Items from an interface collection
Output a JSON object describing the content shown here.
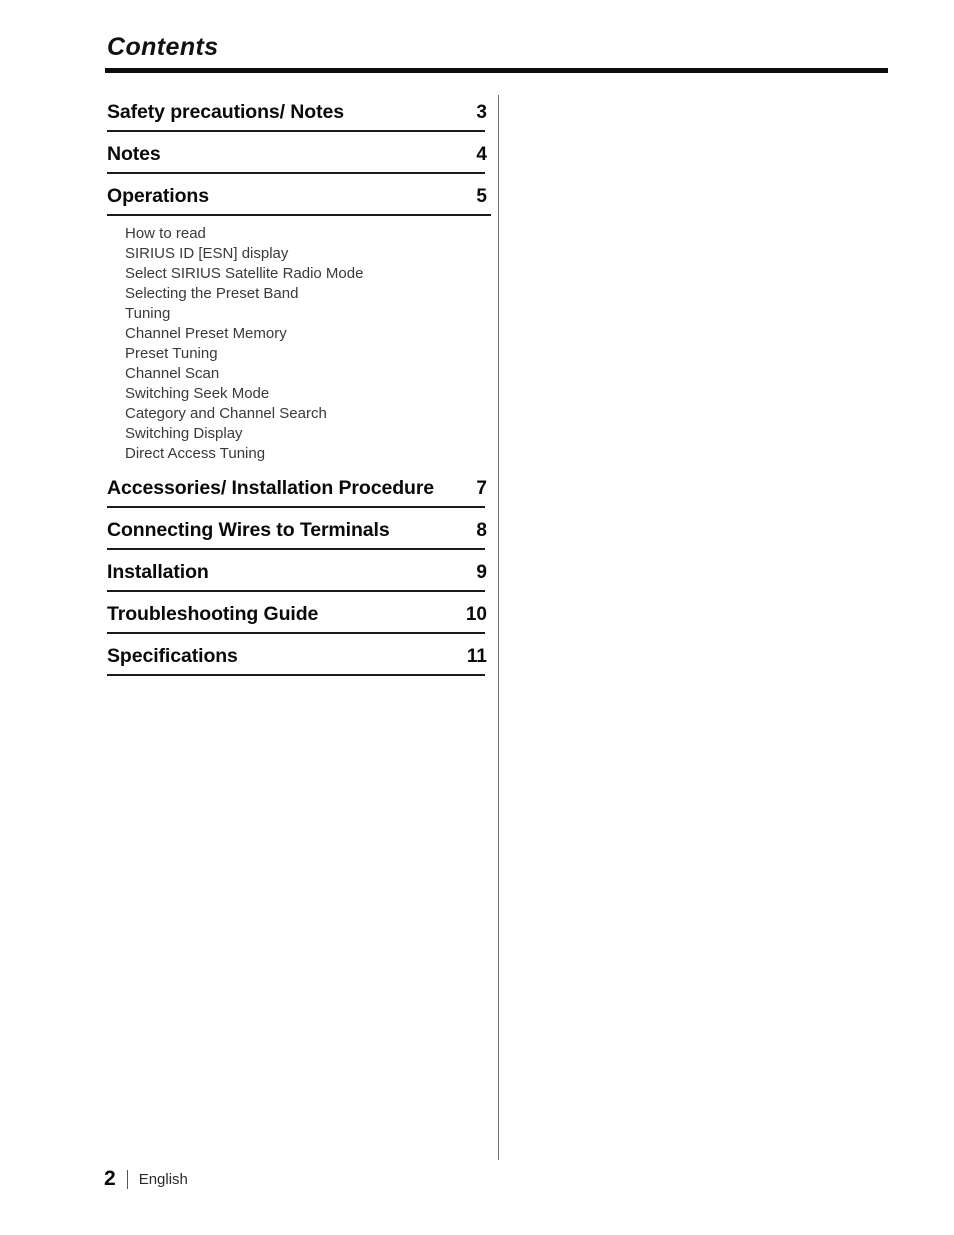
{
  "document": {
    "title": "Contents",
    "page_number": "2",
    "language": "English"
  },
  "toc": {
    "entries": [
      {
        "label": "Safety precautions/ Notes",
        "page": "3",
        "wide_rule": false
      },
      {
        "label": "Notes",
        "page": "4",
        "wide_rule": false
      },
      {
        "label": "Operations",
        "page": "5",
        "wide_rule": true
      },
      {
        "label": "Accessories/ Installation Procedure",
        "page": "7",
        "wide_rule": false
      },
      {
        "label": "Connecting Wires to Terminals",
        "page": "8",
        "wide_rule": false
      },
      {
        "label": "Installation",
        "page": "9",
        "wide_rule": false
      },
      {
        "label": "Troubleshooting Guide",
        "page": "10",
        "wide_rule": false
      },
      {
        "label": "Specifications",
        "page": "11",
        "wide_rule": false
      }
    ],
    "operations_subentries": [
      "How to read",
      "SIRIUS ID [ESN] display",
      "Select SIRIUS Satellite Radio Mode",
      "Selecting the Preset Band",
      "Tuning",
      "Channel Preset Memory",
      "Preset Tuning",
      "Channel Scan",
      "Switching Seek Mode",
      "Category and Channel Search",
      "Switching Display",
      "Direct Access Tuning"
    ]
  }
}
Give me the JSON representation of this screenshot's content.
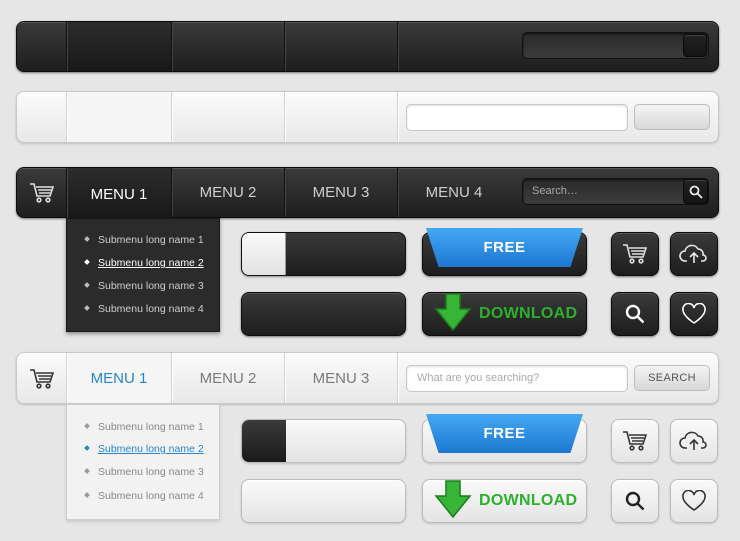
{
  "menus": {
    "dark": {
      "items": [
        "MENU 1",
        "MENU 2",
        "MENU 3",
        "MENU 4"
      ],
      "search_placeholder": "Search…"
    },
    "light": {
      "items": [
        "MENU 1",
        "MENU 2",
        "MENU 3"
      ],
      "search_placeholder": "What are you searching?",
      "search_button": "SEARCH"
    }
  },
  "submenu": [
    "Submenu long name 1",
    "Submenu long name 2",
    "Submenu long name 3",
    "Submenu long name 4"
  ],
  "buttons": {
    "free": "FREE",
    "download": "DOWNLOAD"
  },
  "colors": {
    "accent_blue": "#2a86c9",
    "ribbon_blue": "#1c78d0",
    "download_green": "#2bb12b"
  },
  "icons": [
    "cart-icon",
    "cloud-upload-icon",
    "search-icon",
    "heart-icon",
    "download-arrow-icon"
  ]
}
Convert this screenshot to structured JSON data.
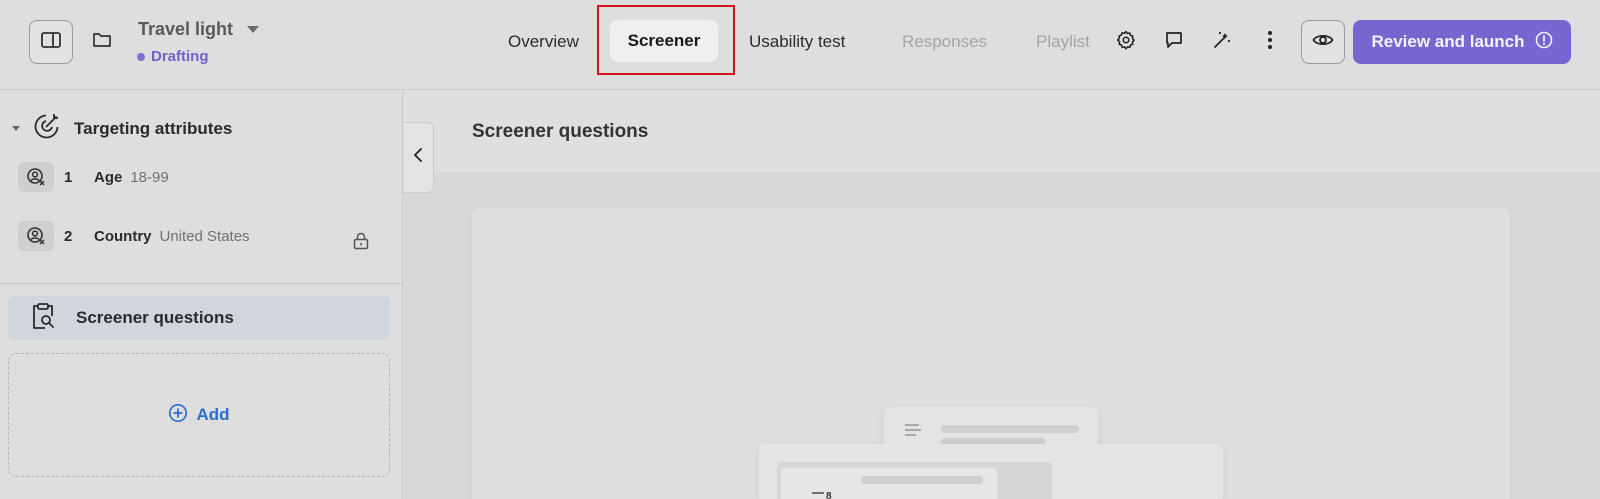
{
  "project": {
    "title": "Travel light",
    "status": "Drafting"
  },
  "nav": {
    "tabs": [
      {
        "label": "Overview"
      },
      {
        "label": "Screener"
      },
      {
        "label": "Usability test"
      },
      {
        "label": "Responses"
      },
      {
        "label": "Playlist"
      }
    ],
    "active_tab": "Screener"
  },
  "toolbar": {
    "icons": [
      "settings-icon",
      "comment-icon",
      "magic-wand-icon",
      "more-vertical-icon"
    ],
    "preview_icon": "eye-icon",
    "launch_label": "Review and launch",
    "launch_icon": "alert-circle-icon"
  },
  "sidebar": {
    "targeting": {
      "title": "Targeting attributes",
      "items": [
        {
          "number": "1",
          "name": "Age",
          "value": "18-99"
        },
        {
          "number": "2",
          "name": "Country",
          "value": "United States"
        }
      ]
    },
    "screener": {
      "label": "Screener questions"
    },
    "add_label": "Add"
  },
  "main": {
    "title": "Screener questions"
  },
  "colors": {
    "accent": "#7566d0",
    "status": "#6f63c7",
    "link": "#2a6fd0",
    "highlight": "#d0161c"
  }
}
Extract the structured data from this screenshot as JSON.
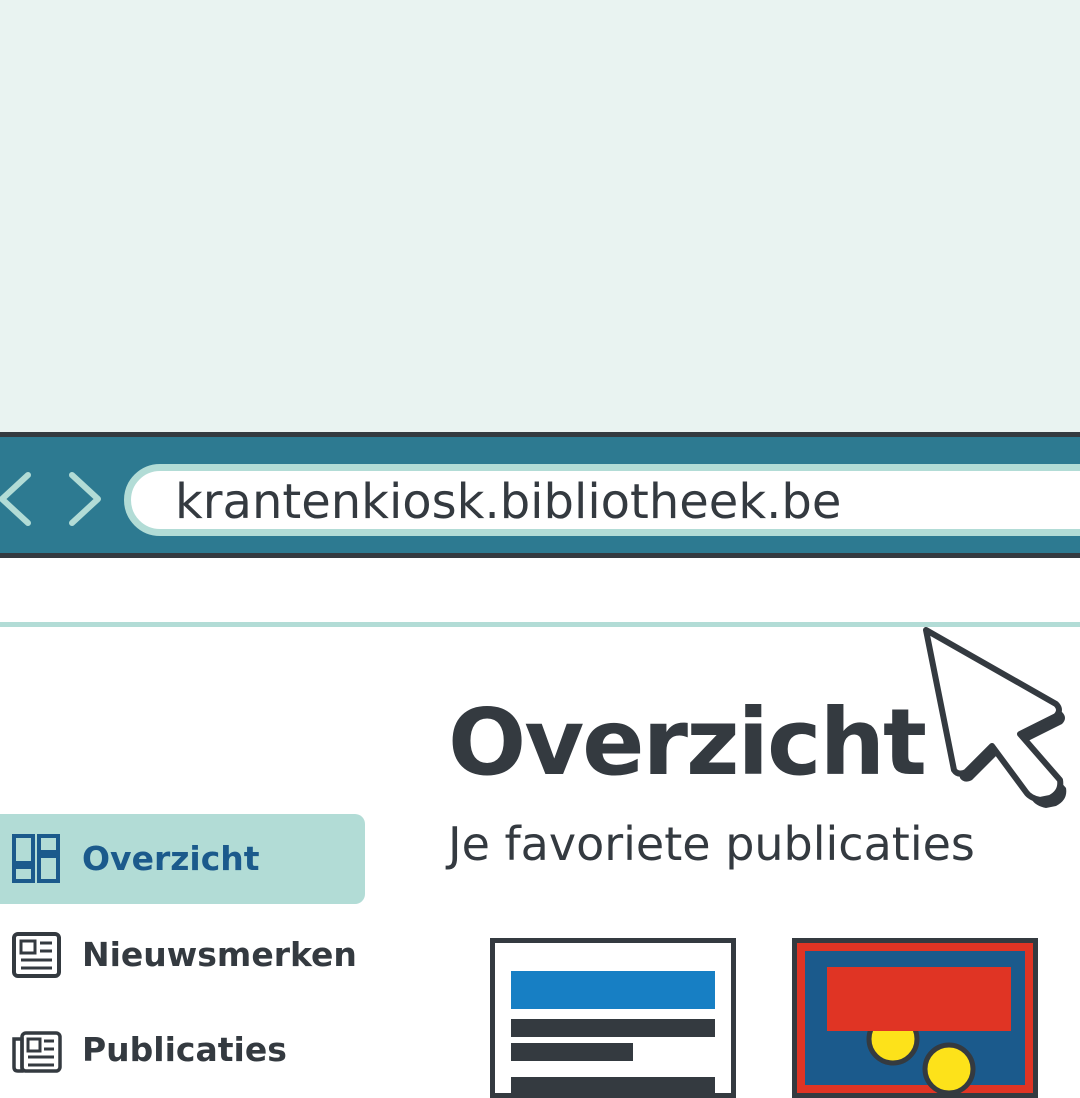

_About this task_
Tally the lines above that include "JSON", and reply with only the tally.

_Solution_
4